Patterns in nature are beautiful. Exploring Nature’s Pattern Magic by Dee and Mike Pignéguy is an ingenious, well designed book that captures those spectacular forms – from spirals to fractals, and crystals to camouflage.
There is a lot of fascinating scientific information in here, presented in neat bite-sized snippets. Here’s some things I learned:
The patterns you see in rose petals are equiangular spirals.
Spheres are circles in three dimensions.
The head of the marine iguana is a study in tessellations.
There are Fibonacci patterns in pineapples.
There’s an action point in each chapter, encouraging kids to find examples in nature and lots more activities at the back.
I think adults will like this as much as kids. Yay science!
Ancient Greek historian Xenophon and the August nature and science newsletter seem to have a thing about the sea. Dive in and see if you are on the same wave-length. Catch the drift of the reading picks, if you don’t like one, there are plenty more fish in the sea. Get on board our sailing ship of great aquatic reads. Have a whale of a time with some sea-tastic snappers of a sea-related….nope, that’s it, I’m out.
Love with a chance of drowning: A memoir by Torre DeRoche.
Ivan, a handsome Argentinian obviously ticked all the right boxes for this author as she battled seasickness and a morbid fear of water to accompany him a year-long voyage across the Pacific. Good to read if you like a touch of romance with your travel!
Two books about working as a community, making do, thriftiness, recycling, and mucking in. You will find these books in our history section, but the lessons learned are just as relevant today.
Fifty shades of feminism by Lisa Appignanesi
50 years after the publication of the Feminine Mystique and following in the footsteps of another type of Fifty shades, fifty women reflect on what being a woman means for them today. Contributors include some well-known writers eg Siri Hustvedt, Kathy Lette, Kate Mosse and Jeanette Winterson.
Rubelli : a story of Silk in Venice by Irene Favaretto
The story of the Rubelli family and their textile company in Venice going back to the 18th Century. Lots of gorgeous illustrations of their beautiful material.
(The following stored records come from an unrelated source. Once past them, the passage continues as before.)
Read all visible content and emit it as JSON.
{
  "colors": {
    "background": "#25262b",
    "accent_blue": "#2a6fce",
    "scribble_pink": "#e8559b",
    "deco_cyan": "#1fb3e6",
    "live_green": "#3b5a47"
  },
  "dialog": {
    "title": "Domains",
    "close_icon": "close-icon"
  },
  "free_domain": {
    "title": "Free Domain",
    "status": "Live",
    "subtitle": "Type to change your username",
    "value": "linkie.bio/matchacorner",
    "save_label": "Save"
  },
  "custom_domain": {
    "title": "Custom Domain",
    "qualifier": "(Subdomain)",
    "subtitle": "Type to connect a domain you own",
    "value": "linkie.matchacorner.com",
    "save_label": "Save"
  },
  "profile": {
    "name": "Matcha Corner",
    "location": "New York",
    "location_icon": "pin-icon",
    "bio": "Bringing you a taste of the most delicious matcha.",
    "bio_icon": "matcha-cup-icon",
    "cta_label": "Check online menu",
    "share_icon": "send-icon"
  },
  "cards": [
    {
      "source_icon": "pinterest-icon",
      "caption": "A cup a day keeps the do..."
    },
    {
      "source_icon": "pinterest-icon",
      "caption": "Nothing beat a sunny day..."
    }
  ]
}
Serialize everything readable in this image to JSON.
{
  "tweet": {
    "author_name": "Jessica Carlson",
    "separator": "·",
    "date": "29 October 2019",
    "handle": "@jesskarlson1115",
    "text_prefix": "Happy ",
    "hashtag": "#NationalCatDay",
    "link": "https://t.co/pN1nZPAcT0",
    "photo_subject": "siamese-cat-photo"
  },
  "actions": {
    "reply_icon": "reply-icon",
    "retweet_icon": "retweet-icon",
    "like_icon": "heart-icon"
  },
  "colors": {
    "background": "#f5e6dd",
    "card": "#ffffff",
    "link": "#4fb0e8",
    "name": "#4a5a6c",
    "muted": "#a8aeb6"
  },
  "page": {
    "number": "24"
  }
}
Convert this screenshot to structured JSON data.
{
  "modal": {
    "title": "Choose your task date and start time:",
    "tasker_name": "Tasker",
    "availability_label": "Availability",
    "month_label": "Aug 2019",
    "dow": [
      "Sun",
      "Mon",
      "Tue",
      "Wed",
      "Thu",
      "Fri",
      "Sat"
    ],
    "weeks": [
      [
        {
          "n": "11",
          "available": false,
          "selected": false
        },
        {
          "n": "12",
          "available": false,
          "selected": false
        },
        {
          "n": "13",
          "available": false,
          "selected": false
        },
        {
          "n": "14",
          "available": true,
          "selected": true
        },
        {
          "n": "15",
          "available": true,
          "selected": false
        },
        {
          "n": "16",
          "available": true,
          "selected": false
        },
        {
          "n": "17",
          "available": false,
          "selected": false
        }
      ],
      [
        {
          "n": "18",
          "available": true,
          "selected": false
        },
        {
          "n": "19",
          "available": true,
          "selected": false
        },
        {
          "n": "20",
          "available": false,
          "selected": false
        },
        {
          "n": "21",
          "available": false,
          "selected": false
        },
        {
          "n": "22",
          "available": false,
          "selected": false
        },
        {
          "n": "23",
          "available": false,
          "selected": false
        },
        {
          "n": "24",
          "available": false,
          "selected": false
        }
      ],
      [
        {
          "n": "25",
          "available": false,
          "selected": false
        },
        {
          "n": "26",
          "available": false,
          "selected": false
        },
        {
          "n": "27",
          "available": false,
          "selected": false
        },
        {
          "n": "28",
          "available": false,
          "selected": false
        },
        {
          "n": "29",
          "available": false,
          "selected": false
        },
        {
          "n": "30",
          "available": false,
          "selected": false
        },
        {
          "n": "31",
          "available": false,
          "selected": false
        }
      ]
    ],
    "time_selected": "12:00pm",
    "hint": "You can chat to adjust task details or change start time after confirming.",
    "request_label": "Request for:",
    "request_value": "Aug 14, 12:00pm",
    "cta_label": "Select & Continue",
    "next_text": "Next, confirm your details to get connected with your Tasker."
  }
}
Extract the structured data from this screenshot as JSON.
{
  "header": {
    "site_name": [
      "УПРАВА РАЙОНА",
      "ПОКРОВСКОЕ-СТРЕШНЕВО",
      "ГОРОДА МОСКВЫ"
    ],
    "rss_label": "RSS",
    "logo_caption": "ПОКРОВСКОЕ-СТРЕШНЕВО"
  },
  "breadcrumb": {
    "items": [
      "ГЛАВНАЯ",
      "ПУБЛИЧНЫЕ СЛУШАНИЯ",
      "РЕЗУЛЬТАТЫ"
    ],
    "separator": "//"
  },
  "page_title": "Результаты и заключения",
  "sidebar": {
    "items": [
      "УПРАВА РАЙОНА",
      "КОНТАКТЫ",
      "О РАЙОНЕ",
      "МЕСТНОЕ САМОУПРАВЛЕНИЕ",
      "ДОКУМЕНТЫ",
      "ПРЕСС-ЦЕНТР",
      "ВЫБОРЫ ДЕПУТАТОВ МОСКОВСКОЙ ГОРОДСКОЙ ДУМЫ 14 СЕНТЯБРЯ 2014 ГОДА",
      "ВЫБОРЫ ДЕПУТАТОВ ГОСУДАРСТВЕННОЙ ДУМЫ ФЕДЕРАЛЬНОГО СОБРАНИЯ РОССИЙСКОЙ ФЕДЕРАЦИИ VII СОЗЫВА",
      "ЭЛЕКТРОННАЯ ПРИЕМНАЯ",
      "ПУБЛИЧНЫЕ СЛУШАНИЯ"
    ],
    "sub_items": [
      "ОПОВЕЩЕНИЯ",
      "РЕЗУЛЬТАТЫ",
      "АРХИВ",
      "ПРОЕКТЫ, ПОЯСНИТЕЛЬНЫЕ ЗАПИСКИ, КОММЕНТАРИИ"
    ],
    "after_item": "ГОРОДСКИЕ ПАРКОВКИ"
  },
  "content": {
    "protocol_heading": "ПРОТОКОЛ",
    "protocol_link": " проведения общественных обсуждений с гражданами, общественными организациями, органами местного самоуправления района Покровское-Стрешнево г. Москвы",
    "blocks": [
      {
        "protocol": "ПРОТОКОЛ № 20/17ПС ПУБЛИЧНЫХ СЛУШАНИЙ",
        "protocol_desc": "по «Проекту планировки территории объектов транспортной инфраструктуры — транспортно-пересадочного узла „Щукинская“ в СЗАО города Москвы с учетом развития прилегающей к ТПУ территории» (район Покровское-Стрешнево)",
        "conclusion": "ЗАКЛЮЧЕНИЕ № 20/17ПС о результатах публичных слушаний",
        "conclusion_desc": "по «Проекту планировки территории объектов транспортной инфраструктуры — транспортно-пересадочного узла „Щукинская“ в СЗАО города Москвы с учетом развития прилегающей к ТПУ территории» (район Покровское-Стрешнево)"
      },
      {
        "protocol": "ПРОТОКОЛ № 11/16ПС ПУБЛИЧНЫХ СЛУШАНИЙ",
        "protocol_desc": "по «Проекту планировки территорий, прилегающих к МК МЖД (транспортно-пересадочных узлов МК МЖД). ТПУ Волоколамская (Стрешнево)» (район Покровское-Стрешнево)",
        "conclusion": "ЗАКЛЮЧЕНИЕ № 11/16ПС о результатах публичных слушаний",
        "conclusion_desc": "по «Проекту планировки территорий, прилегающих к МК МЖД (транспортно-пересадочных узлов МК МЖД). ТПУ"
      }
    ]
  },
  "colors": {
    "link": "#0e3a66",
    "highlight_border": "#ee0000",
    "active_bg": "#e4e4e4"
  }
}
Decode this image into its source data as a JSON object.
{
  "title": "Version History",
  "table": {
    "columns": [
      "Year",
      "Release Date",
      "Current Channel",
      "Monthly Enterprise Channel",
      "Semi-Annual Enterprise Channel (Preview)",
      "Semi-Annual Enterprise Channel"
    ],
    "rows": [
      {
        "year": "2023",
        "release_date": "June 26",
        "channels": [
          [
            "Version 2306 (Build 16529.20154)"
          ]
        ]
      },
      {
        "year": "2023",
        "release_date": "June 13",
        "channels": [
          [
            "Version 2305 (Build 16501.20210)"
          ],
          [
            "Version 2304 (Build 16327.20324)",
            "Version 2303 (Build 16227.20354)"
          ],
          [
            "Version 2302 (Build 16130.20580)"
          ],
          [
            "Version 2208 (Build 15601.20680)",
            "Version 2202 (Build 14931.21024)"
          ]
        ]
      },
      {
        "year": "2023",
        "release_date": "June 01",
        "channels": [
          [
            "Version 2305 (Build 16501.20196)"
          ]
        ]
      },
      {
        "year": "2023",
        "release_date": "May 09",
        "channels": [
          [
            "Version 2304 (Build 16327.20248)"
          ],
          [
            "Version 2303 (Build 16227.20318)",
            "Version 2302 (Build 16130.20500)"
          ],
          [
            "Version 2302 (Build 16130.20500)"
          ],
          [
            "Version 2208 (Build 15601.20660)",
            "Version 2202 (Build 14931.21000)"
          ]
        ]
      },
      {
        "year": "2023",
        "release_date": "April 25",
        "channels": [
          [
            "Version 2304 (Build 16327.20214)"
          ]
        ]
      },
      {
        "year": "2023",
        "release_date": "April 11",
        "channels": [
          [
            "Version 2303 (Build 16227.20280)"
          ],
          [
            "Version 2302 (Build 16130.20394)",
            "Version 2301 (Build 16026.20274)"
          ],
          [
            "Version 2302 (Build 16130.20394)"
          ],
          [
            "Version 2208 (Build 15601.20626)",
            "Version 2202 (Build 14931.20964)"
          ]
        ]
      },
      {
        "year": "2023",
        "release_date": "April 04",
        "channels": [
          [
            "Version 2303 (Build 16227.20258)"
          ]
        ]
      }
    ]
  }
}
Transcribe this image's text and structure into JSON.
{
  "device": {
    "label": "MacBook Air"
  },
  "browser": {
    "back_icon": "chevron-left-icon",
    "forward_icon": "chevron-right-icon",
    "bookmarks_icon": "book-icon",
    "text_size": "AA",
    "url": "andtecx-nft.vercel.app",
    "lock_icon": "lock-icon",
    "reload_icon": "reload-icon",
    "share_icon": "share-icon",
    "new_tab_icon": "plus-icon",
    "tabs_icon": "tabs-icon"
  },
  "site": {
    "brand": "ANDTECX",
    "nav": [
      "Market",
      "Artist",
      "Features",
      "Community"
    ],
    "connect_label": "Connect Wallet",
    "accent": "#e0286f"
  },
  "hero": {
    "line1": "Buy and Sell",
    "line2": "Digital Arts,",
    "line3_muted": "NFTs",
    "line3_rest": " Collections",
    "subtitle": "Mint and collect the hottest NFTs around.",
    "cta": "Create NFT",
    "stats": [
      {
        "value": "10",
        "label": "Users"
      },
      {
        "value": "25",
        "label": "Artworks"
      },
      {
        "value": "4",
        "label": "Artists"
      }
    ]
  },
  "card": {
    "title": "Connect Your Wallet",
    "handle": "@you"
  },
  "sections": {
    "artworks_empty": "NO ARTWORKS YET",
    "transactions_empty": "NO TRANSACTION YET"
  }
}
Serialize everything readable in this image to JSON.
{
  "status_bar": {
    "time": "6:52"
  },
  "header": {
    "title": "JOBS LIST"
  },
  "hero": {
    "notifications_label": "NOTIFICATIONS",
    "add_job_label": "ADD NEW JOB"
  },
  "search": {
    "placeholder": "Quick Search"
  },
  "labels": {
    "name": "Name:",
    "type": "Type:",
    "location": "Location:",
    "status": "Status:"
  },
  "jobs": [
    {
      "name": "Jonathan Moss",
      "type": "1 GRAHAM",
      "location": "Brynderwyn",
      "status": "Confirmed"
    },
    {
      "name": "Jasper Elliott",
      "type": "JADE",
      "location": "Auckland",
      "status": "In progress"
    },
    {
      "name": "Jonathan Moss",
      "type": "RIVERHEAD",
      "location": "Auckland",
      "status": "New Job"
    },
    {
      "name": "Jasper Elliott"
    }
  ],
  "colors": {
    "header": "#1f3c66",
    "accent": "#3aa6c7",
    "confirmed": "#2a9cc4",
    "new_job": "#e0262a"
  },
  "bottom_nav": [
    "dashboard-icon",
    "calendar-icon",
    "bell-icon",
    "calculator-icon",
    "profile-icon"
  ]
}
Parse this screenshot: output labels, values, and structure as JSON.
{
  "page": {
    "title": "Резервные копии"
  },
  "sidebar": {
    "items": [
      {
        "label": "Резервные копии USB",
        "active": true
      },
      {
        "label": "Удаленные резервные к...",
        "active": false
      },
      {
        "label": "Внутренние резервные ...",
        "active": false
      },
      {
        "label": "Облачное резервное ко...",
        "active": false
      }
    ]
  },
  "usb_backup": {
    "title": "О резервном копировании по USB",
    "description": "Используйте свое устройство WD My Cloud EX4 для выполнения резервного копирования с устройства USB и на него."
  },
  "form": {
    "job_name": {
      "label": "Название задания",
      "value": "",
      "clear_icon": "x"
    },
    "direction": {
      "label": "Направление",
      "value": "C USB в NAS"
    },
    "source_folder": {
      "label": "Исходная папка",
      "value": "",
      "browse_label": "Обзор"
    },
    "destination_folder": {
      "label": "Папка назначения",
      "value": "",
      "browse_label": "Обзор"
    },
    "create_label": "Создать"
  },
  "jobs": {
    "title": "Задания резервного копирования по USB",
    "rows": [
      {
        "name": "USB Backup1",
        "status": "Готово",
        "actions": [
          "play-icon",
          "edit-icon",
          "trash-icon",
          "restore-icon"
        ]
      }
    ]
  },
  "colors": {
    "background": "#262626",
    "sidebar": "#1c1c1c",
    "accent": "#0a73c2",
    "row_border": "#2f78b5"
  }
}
I chose my first festival event using the time-honoured technique of stabbing at the page with my eyes screwed shut. That’s how I ended up with a ticket for –Des Hunt and his book The Crocodile Nest. I like the fact that I don’t know anything about either the author or his books. I t makes me feel like an intrepid adventurer as I stride out on safari across Aotea Square to The Edge.
This turns out to have been a very good choice of event. Packed to the rafters with young people who give you real hope for the future, I sat next to a young man so bedecked with achievement badges that even if he dropped out right here and now he would probably still qualify as an Alpha Male.
Des Hunt is a great presenter and must have been a terrific teacher. He had that audience in the palm of his hand and they loved him. With eye-catching graphics, touches of magic, a science experiment and his sharp sense of humour, Des elucidated for us what made a good piece of writing.
I swear I could write a book after all his advice, but will instead make do with practicing on you dear bloggers and blogettes. He has what sounds like a really appealing story in The Crocodile Nest – adventure, nature, a bit of technology and a happy ending but admits that the book that challenged him most was Whale Pot Bay whose main character was a girl and therefore challenging by her very nature.
I emerged from the packed venue humming you know what and with a big crocodile grin on my face. My first Festival event – we have lift-off!